Aim of the exercise:
Set down the data below without change, skipping the pictures it holds.

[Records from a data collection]
┌──

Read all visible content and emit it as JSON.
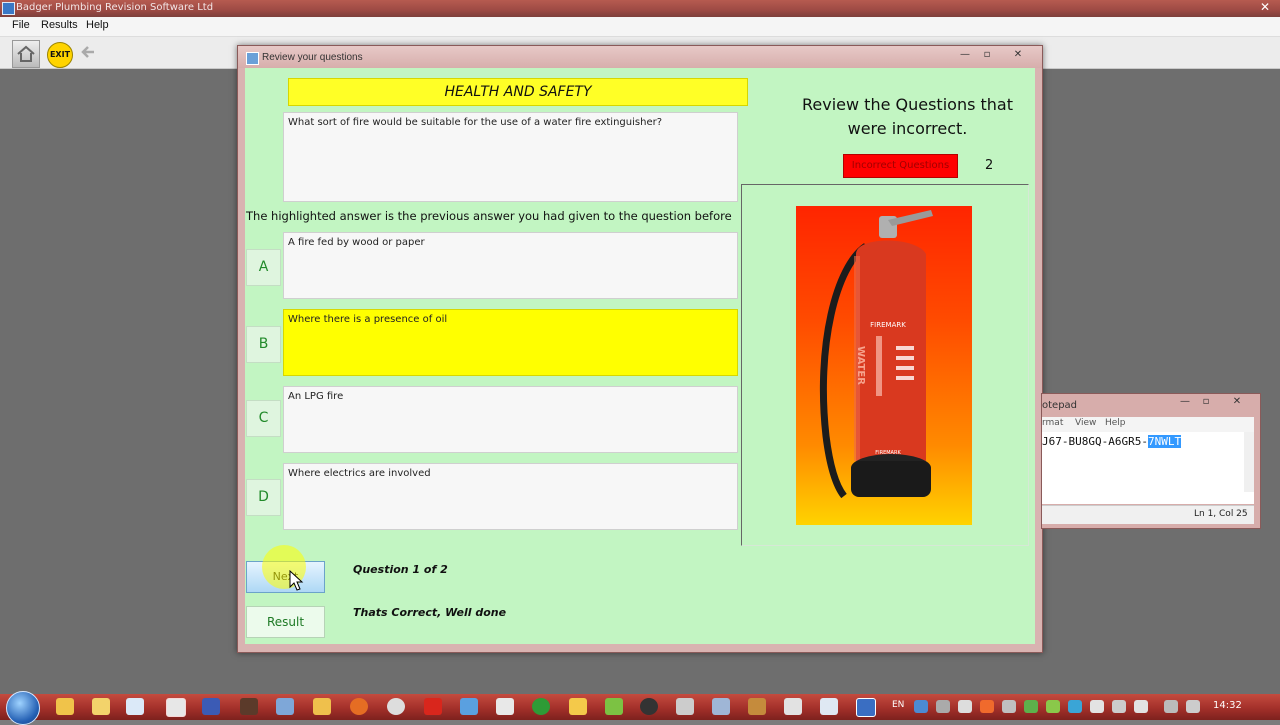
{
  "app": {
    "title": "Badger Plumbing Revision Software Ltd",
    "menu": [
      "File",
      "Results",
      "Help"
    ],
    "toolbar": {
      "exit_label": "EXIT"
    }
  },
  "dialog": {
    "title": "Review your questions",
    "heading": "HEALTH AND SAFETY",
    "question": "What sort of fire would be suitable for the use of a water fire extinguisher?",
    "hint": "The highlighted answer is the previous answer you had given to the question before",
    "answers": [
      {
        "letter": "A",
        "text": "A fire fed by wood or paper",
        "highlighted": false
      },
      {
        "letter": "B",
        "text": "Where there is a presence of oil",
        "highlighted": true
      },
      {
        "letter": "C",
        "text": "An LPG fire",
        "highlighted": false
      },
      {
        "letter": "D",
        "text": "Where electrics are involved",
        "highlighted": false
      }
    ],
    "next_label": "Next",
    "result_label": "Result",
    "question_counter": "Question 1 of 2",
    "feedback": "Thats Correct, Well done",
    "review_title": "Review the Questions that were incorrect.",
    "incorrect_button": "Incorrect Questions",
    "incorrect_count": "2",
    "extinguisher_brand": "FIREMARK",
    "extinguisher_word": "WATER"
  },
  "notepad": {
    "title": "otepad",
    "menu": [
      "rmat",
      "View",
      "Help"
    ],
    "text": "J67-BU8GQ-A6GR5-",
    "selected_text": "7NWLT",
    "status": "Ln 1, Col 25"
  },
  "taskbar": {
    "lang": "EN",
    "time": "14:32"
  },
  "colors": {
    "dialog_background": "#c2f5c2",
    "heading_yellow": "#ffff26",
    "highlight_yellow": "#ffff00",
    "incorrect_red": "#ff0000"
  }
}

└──

Completed exercise:
Read all visible content and emit it as JSON.
{
  "app": {
    "title": "Badger Plumbing Revision Software Ltd",
    "menu": [
      "File",
      "Results",
      "Help"
    ],
    "toolbar": {
      "exit_label": "EXIT"
    }
  },
  "dialog": {
    "title": "Review your questions",
    "heading": "HEALTH AND SAFETY",
    "question": "What sort of fire would be suitable for the use of a water fire extinguisher?",
    "hint": "The highlighted answer is the previous answer you had given to the question before",
    "answers": [
      {
        "letter": "A",
        "text": "A fire fed by wood or paper",
        "highlighted": false
      },
      {
        "letter": "B",
        "text": "Where there is a presence of oil",
        "highlighted": true
      },
      {
        "letter": "C",
        "text": "An LPG fire",
        "highlighted": false
      },
      {
        "letter": "D",
        "text": "Where electrics are involved",
        "highlighted": false
      }
    ],
    "next_label": "Next",
    "result_label": "Result",
    "question_counter": "Question 1 of 2",
    "feedback": "Thats Correct, Well done",
    "review_title": "Review the Questions that were incorrect.",
    "incorrect_button": "Incorrect Questions",
    "incorrect_count": "2",
    "extinguisher_brand": "FIREMARK",
    "extinguisher_word": "WATER"
  },
  "notepad": {
    "title": "otepad",
    "menu": [
      "rmat",
      "View",
      "Help"
    ],
    "text": "J67-BU8GQ-A6GR5-",
    "selected_text": "7NWLT",
    "status": "Ln 1, Col 25"
  },
  "taskbar": {
    "lang": "EN",
    "time": "14:32"
  },
  "colors": {
    "dialog_background": "#c2f5c2",
    "heading_yellow": "#ffff26",
    "highlight_yellow": "#ffff00",
    "incorrect_red": "#ff0000"
  }
}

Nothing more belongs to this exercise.